Shigematsu’s personality shines in classroom

International student Daichi Shigematsu teaches an intermediate Japanese class of three students. “Students consistently praise his dedication to teaching them Japanese,” said Director of Critical Languages Program Craig Christy.

by Associate Life Editor Monday Sanderson

UNA’s international community is home to more than 600 students from 52 different countries. While many come here only to learn, there are some who take on the role of teacher as well.

There are currently six students teaching their native languages to others on campus. Instructors include one in Arabic, one in Chinese, two in Japanese, one in Swahili and one in Russian.

In fall 2015, there were 26 students enrolled in the critical language courses, according to the Office of Institutional Research, Planning and Assessment.

Junior Daichi Shigematsu said he found out about the critical language partner position from his friends.

“It’s been something I always wanted to try out,” he said. “I can say that I’m kind of confident in my English and I’m fluent in Japanese, so I felt like I could do a decent job teaching oral communication skills in Japanese.”

Shigematsu said he applied for the job on LionJobs, starting off as an elementary level teacher but quickly moving up to the intermediate level.

In an email, Director of Critical Languages Program Craig Christy said the main requirement to become a language partner is to be a native speaker in the language.

“No specific training beyond that is required since students study the grammar on their own, that’s the self-instructional part,” he said. “The language partner’s principle function is to model the language and engage the students in conversation.”

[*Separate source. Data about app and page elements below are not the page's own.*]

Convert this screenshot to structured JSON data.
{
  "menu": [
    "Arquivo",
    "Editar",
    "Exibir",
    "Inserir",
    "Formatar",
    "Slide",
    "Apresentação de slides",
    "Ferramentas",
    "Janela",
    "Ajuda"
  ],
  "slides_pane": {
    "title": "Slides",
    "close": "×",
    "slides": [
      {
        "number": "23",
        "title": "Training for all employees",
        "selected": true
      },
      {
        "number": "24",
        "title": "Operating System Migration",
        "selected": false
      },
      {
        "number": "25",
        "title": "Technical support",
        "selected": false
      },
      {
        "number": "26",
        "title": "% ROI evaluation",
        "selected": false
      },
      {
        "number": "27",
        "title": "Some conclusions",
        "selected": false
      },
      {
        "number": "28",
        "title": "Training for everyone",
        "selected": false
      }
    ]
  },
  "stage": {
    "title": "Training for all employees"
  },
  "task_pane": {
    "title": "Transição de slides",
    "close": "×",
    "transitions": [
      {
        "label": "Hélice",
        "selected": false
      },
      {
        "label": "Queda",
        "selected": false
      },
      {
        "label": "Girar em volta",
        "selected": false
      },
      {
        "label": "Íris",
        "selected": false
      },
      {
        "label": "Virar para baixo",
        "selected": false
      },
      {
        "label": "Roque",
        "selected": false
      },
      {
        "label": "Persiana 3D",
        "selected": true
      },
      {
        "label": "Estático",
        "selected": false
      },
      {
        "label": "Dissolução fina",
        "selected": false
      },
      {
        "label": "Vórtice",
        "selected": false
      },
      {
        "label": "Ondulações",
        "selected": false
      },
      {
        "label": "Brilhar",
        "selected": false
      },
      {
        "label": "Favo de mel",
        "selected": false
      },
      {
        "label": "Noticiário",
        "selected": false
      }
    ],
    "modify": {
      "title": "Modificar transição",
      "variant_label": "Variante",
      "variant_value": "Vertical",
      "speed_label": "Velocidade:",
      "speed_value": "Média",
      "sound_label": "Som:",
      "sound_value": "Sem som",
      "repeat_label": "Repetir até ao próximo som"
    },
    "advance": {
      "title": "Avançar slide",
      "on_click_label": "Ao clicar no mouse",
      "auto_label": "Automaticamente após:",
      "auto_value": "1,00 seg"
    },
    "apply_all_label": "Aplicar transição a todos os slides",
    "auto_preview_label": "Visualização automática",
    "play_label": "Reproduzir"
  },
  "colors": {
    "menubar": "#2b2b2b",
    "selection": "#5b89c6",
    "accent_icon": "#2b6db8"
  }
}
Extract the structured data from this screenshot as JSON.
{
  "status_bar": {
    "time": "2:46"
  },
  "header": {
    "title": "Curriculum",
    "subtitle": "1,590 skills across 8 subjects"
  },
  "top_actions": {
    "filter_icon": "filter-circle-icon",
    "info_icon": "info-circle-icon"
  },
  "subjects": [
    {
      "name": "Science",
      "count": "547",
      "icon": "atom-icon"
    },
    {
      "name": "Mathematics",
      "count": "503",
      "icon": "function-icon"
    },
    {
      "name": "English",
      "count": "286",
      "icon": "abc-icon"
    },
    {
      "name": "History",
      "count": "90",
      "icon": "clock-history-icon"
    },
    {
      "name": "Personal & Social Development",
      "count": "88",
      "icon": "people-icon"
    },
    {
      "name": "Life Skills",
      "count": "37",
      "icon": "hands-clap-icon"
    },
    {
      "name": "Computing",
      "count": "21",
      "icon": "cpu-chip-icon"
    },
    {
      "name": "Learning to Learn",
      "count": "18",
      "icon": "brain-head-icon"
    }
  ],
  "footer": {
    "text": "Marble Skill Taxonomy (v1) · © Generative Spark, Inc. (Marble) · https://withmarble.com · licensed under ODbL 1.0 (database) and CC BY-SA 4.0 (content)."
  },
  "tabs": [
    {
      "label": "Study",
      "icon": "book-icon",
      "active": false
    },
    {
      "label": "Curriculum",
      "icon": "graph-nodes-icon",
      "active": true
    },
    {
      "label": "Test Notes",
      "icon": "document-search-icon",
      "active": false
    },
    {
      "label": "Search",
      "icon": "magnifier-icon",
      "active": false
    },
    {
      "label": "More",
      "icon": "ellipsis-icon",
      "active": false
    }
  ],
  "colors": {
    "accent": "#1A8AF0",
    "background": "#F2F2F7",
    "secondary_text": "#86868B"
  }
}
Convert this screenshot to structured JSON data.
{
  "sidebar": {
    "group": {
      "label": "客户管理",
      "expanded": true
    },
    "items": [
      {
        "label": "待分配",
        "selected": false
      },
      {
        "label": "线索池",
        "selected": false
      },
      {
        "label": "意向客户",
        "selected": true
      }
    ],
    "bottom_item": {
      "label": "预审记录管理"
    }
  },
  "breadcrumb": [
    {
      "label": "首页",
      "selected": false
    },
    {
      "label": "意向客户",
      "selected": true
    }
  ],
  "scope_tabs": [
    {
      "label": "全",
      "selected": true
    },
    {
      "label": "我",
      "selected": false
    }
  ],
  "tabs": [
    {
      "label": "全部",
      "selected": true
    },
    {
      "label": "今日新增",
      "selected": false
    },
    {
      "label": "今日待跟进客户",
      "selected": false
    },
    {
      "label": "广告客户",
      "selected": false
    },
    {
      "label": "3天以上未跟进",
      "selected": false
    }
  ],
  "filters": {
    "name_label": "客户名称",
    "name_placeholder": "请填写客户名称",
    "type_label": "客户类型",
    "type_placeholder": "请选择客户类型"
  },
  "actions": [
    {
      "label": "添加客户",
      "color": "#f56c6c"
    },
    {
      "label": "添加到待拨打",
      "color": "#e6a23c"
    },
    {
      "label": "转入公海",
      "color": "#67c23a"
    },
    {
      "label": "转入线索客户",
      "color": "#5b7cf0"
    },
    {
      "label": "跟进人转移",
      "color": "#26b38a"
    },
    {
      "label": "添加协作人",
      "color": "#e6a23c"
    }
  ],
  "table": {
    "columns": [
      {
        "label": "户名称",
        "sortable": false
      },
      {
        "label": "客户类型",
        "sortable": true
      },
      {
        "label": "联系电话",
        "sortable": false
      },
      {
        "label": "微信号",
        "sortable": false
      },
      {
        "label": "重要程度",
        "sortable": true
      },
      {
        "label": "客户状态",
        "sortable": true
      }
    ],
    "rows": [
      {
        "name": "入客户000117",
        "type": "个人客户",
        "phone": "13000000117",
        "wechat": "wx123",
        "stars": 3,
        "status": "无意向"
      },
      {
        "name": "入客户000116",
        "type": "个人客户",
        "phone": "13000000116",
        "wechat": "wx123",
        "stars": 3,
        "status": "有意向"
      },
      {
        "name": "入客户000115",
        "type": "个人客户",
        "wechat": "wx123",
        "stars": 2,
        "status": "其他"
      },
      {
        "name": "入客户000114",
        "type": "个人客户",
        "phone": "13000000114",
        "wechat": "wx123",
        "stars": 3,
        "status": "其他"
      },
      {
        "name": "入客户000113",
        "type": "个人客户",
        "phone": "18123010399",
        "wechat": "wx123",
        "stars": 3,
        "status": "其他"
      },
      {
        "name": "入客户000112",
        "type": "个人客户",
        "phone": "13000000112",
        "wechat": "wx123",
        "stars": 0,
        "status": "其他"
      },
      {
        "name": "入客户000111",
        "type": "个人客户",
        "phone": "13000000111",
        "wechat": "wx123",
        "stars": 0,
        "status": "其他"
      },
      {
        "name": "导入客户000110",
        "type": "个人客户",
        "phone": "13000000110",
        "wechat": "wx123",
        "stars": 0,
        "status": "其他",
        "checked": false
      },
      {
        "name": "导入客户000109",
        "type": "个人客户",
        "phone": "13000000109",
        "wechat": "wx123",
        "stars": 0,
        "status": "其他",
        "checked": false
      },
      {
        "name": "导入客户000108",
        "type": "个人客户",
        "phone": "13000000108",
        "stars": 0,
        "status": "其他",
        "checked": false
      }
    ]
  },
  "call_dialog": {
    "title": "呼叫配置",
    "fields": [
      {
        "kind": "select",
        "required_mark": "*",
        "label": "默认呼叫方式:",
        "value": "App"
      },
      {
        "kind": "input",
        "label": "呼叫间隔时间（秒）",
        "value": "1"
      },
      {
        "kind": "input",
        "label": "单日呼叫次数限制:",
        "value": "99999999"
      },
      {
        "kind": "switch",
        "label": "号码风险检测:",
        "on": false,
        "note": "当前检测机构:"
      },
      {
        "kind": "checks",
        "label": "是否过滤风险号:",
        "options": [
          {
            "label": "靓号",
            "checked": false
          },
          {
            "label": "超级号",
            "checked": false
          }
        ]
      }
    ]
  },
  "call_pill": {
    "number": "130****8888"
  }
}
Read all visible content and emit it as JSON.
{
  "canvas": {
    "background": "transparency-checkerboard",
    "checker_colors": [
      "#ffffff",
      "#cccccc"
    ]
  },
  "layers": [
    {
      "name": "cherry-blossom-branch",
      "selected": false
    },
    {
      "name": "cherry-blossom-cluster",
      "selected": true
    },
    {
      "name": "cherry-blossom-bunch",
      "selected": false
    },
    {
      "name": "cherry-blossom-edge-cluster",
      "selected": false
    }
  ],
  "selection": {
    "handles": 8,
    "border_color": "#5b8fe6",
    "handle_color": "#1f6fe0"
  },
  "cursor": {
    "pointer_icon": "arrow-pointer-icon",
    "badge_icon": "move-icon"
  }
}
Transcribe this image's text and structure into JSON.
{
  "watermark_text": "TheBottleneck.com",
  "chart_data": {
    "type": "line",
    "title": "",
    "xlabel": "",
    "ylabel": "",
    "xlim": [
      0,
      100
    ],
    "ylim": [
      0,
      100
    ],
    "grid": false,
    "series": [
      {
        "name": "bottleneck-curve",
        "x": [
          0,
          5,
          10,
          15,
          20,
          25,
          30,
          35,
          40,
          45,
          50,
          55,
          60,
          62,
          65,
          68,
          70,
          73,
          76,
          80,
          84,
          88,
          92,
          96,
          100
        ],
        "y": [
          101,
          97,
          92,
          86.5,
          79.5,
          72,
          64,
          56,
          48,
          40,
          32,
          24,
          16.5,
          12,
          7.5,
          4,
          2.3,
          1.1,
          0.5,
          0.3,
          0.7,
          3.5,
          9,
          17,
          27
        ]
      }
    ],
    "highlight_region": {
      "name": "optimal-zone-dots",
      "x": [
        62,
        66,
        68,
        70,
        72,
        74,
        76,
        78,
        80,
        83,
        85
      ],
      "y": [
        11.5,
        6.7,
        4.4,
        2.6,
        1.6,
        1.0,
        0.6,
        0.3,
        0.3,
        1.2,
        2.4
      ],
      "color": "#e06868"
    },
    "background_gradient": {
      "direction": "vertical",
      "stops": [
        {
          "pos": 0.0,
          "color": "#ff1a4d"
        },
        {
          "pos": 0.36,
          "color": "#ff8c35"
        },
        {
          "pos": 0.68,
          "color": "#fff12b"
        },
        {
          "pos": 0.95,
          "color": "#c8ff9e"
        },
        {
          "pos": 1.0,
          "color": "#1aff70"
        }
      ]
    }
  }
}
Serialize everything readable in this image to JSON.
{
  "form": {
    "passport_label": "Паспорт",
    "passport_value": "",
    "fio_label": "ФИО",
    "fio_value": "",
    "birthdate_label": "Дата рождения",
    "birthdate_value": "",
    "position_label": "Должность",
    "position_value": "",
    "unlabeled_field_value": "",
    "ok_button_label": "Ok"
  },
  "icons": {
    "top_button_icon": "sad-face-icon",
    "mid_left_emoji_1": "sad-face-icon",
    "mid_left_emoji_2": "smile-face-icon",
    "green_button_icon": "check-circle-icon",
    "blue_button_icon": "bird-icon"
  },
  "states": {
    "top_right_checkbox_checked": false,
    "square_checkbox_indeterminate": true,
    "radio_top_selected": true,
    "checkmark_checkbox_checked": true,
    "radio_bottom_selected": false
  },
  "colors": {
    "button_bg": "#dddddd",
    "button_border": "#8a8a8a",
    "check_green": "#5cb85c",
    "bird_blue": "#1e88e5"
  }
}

Shigematsu said leading an oral-based classed can be difficult.

“When there aren’t enough students who show up, it’s hard to make a class out of it,” he said. “I currently have three students, so one missing student can make it awkward.”

Junior James Gasque said there are some differences between Shigematsu and his other professors.

“The communication is more open between the teacher and the students,” he said. “The primary thing that makes him different from an ordinary professor is the fact that he is only paid around minimum wage to instruct a class that students pay full price for. That’s unfortunate for a person who tries as hard as he does.”

Christy said students have said favorable things about Shigematsu.

“Students consistently praise his dedication to teaching them Japanese,” he said. “He even goes beyond the call and gives them extra practice sessions, especially before the final exam.”

Gasque said Shigematsu is a competent teacher.

“He makes the class very easy to understand and very interesting,” he said. “He is very patient and willing to give us all of the help that we need. He even schedules out of class sessions for practice whenever anyone needs it.”

Christy said one of the reasons he chose Shigematsu for the job was his personality.

“When I interview potential LPs, I look for someone whose personality is compatible with this approach, so outgoing, affable and socially engaged,” he said. “Daichi matches the above described profile.”

Shigematsu said he sees himself as different from others.

“I’m different because even though I’m from Japan I’ve lived in the United States for many years,” he said. “I think both cultures influenced me to the extent that I’m kind of uncertain if I would be considered more Japanese or American.”

Christy said Shigematsu is also active in the Japanese University Meal Project, a registered student organization.

Shigematsu is the president of JUMP and he is doing an excellent job, said associate sociology professor May Takeuchi in an email.

“I have been hearing that JUMP now has a more diverse member composition in terms of their racial, ethnic and national backgrounds,” she said. “It seems to be one significant contribution that Daichi has brought to the group and to the University.”

Shigematsu said he has had an enjoyable experience during his time at UNA.

“It’s interesting to relive the American experience,” he said. “All the people I’ve met here have been really nice, so it’s been a good time here.”